[Data extracted from a collection]
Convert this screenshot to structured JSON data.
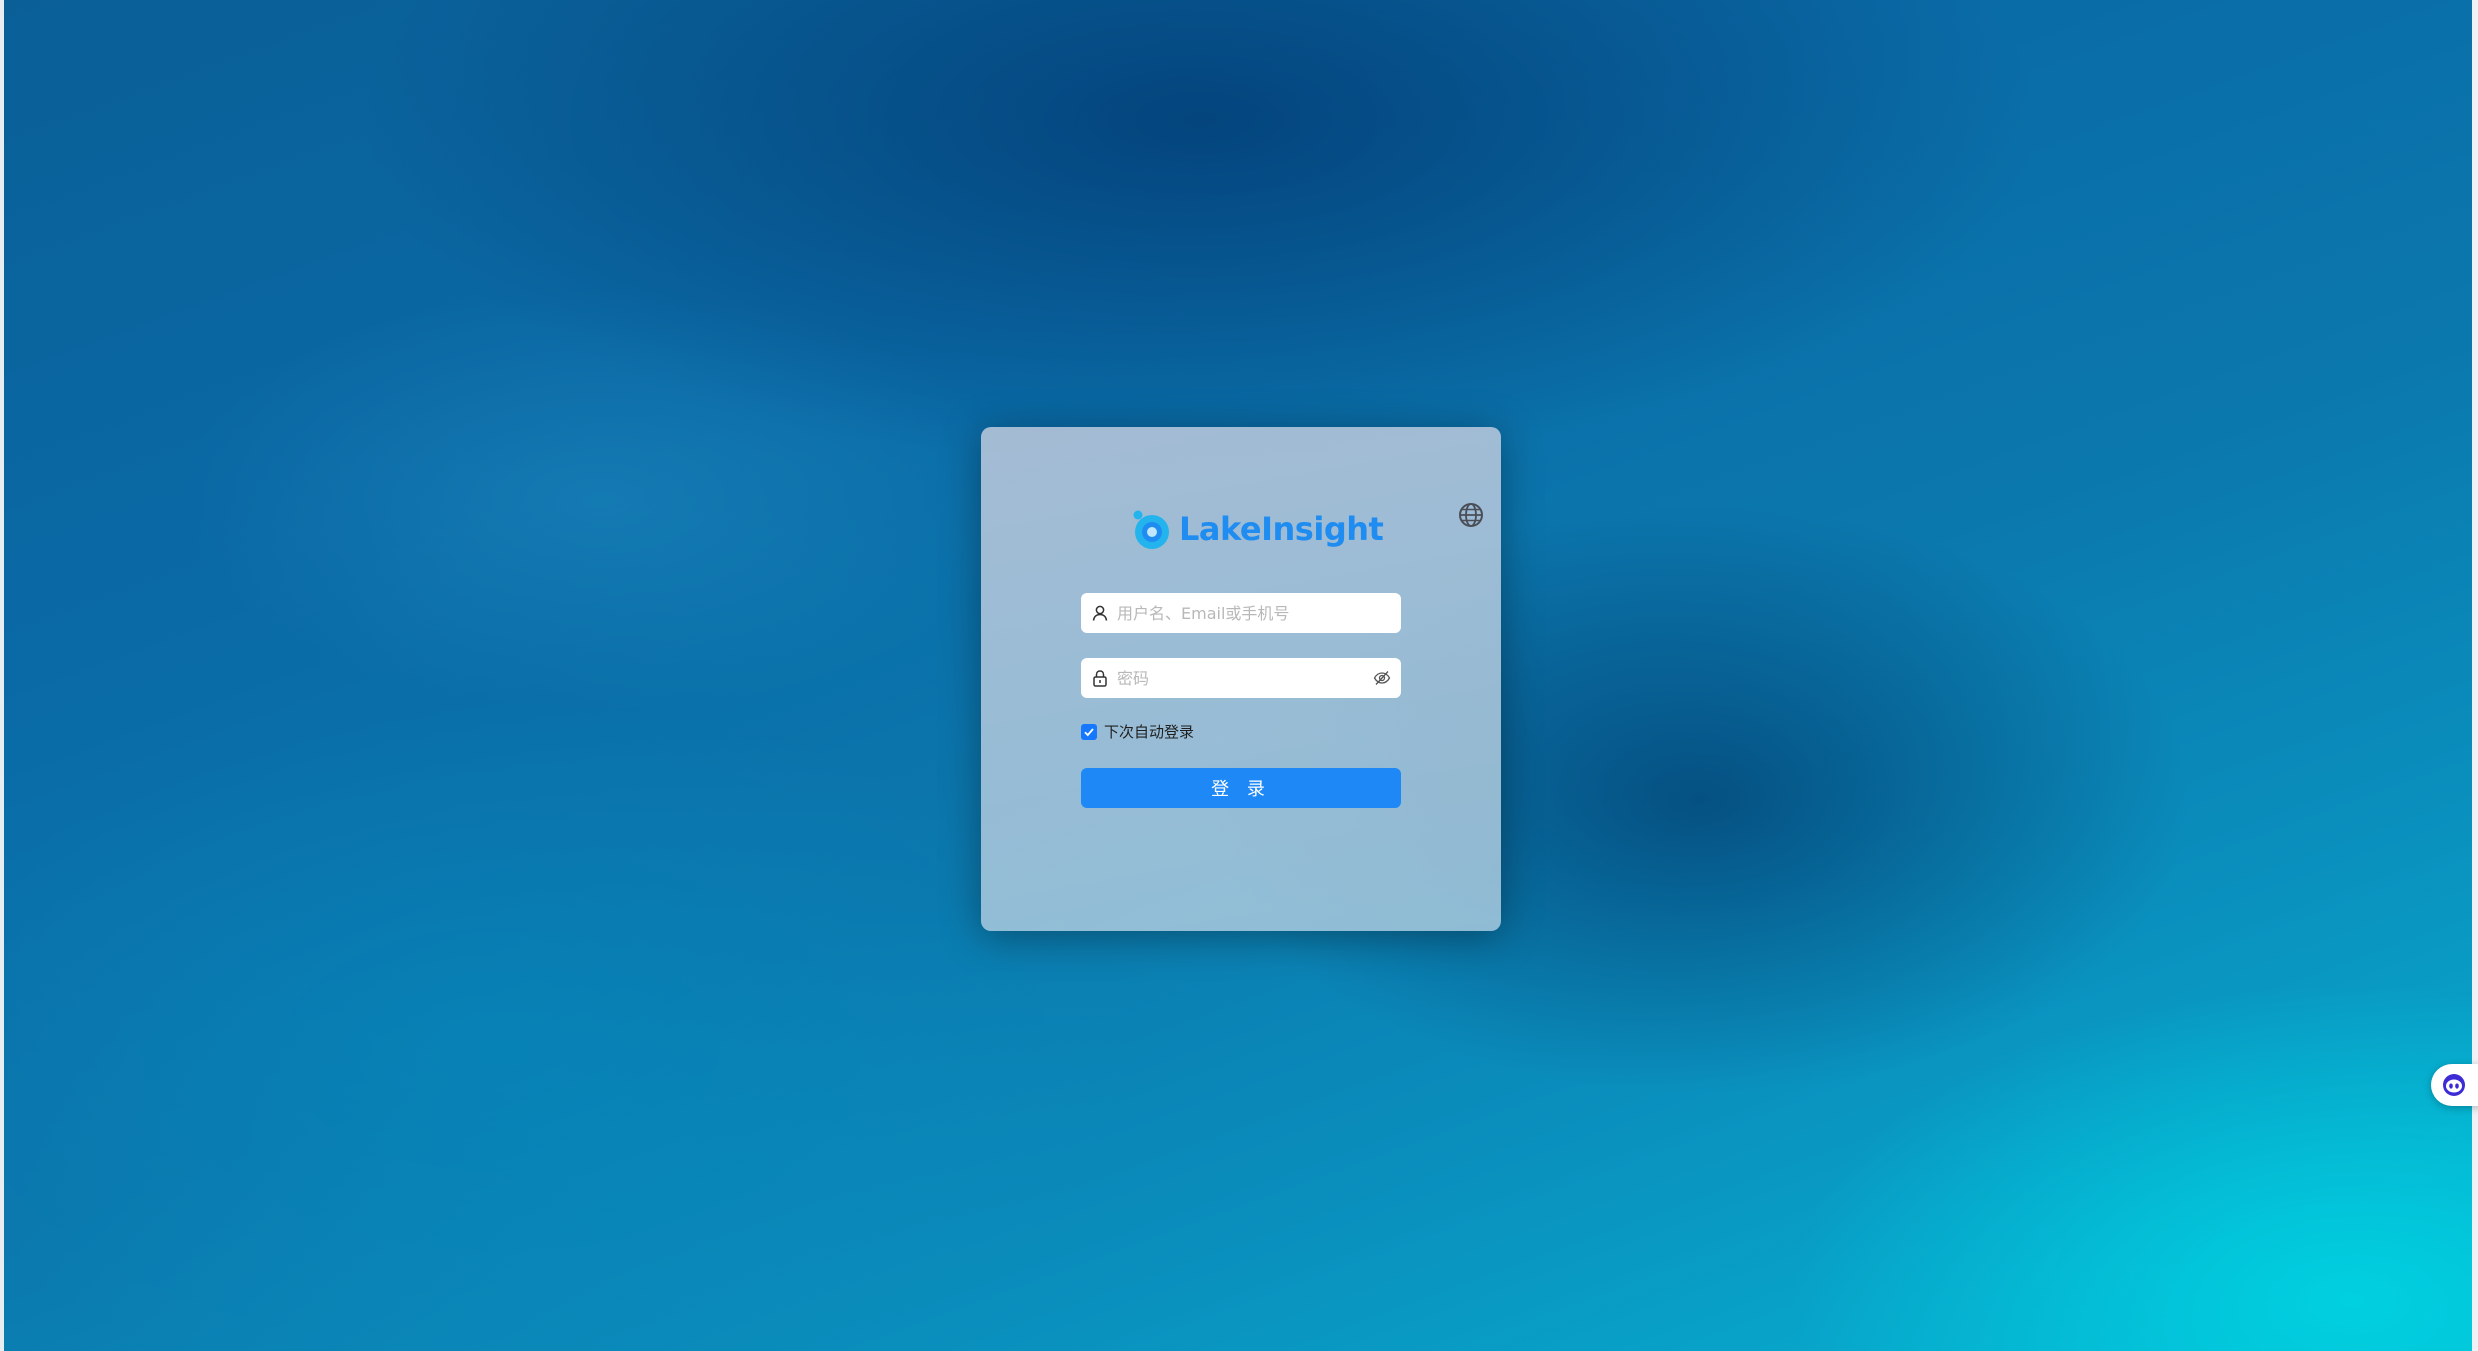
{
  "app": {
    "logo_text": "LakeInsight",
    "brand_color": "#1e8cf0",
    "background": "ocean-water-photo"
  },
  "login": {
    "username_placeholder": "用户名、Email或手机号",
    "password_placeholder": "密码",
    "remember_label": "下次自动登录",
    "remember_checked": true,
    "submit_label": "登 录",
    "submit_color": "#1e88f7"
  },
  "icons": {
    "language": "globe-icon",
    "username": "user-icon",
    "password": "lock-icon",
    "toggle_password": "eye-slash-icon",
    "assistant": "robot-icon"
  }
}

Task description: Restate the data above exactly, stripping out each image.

Expected output:
Convert this screenshot to structured JSON data.
{
  "app": {
    "logo_text": "LakeInsight",
    "brand_color": "#1e8cf0",
    "background": "ocean-water-photo"
  },
  "login": {
    "username_placeholder": "用户名、Email或手机号",
    "password_placeholder": "密码",
    "remember_label": "下次自动登录",
    "remember_checked": true,
    "submit_label": "登 录",
    "submit_color": "#1e88f7"
  },
  "icons": {
    "language": "globe-icon",
    "username": "user-icon",
    "password": "lock-icon",
    "toggle_password": "eye-slash-icon",
    "assistant": "robot-icon"
  }
}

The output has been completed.